■ **INSTRUCTIONS TO FOLLOW**
Word for word, retype the tail of the data below, starting with the line that has "Serialize everything readable" and including the last line.

§ §

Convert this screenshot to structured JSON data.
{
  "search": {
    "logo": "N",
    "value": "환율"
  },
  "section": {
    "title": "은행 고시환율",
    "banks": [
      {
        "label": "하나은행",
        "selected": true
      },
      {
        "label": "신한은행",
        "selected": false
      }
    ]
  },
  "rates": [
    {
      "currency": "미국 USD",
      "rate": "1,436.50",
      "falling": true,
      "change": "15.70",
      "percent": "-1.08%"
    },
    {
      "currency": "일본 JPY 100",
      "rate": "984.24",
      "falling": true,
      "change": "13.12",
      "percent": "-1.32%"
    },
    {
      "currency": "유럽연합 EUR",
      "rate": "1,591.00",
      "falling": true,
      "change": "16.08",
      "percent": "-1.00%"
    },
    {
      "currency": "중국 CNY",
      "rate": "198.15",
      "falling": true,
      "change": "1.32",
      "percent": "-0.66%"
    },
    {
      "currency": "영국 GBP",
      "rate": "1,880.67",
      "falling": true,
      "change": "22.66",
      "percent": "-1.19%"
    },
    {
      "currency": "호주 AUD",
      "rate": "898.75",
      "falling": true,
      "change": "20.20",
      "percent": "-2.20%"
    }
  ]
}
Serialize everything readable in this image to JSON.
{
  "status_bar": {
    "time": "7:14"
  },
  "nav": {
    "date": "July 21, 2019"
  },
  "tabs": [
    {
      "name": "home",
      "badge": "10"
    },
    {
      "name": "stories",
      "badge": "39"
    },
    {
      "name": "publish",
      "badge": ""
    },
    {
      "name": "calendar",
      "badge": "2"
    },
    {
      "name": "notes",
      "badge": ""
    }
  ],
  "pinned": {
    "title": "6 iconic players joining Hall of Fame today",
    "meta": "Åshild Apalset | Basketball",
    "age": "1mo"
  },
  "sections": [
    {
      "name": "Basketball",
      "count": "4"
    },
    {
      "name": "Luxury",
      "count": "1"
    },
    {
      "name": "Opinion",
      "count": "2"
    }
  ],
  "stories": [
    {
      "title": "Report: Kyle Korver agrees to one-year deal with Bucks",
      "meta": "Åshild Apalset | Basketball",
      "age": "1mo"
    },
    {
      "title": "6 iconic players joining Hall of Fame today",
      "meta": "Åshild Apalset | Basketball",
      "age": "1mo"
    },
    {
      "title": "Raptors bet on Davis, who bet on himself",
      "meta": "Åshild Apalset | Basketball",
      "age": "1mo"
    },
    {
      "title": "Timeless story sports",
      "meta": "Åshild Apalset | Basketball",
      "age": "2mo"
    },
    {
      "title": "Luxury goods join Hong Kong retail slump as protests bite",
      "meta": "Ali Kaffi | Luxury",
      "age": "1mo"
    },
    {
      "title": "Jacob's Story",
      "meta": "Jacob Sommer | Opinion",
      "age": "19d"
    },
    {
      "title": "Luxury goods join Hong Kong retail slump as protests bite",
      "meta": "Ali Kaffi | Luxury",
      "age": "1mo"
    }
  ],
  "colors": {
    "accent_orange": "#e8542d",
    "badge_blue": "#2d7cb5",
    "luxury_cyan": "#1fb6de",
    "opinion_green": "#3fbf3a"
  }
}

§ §

■ **RESULT OF THE TASK**
Serialize everything readable in this image to JSON.
{
  "status_bar": {
    "time": "7:14"
  },
  "nav": {
    "date": "July 21, 2019"
  },
  "tabs": [
    {
      "name": "home",
      "badge": "10"
    },
    {
      "name": "stories",
      "badge": "39"
    },
    {
      "name": "publish",
      "badge": ""
    },
    {
      "name": "calendar",
      "badge": "2"
    },
    {
      "name": "notes",
      "badge": ""
    }
  ],
  "pinned": {
    "title": "6 iconic players joining Hall of Fame today",
    "meta": "Åshild Apalset | Basketball",
    "age": "1mo"
  },
  "sections": [
    {
      "name": "Basketball",
      "count": "4"
    },
    {
      "name": "Luxury",
      "count": "1"
    },
    {
      "name": "Opinion",
      "count": "2"
    }
  ],
  "stories": [
    {
      "title": "Report: Kyle Korver agrees to one-year deal with Bucks",
      "meta": "Åshild Apalset | Basketball",
      "age": "1mo"
    },
    {
      "title": "6 iconic players joining Hall of Fame today",
      "meta": "Åshild Apalset | Basketball",
      "age": "1mo"
    },
    {
      "title": "Raptors bet on Davis, who bet on himself",
      "meta": "Åshild Apalset | Basketball",
      "age": "1mo"
    },
    {
      "title": "Timeless story sports",
      "meta": "Åshild Apalset | Basketball",
      "age": "2mo"
    },
    {
      "title": "Luxury goods join Hong Kong retail slump as protests bite",
      "meta": "Ali Kaffi | Luxury",
      "age": "1mo"
    },
    {
      "title": "Jacob's Story",
      "meta": "Jacob Sommer | Opinion",
      "age": "19d"
    },
    {
      "title": "Luxury goods join Hong Kong retail slump as protests bite",
      "meta": "Ali Kaffi | Luxury",
      "age": "1mo"
    }
  ],
  "colors": {
    "accent_orange": "#e8542d",
    "badge_blue": "#2d7cb5",
    "luxury_cyan": "#1fb6de",
    "opinion_green": "#3fbf3a"
  }
}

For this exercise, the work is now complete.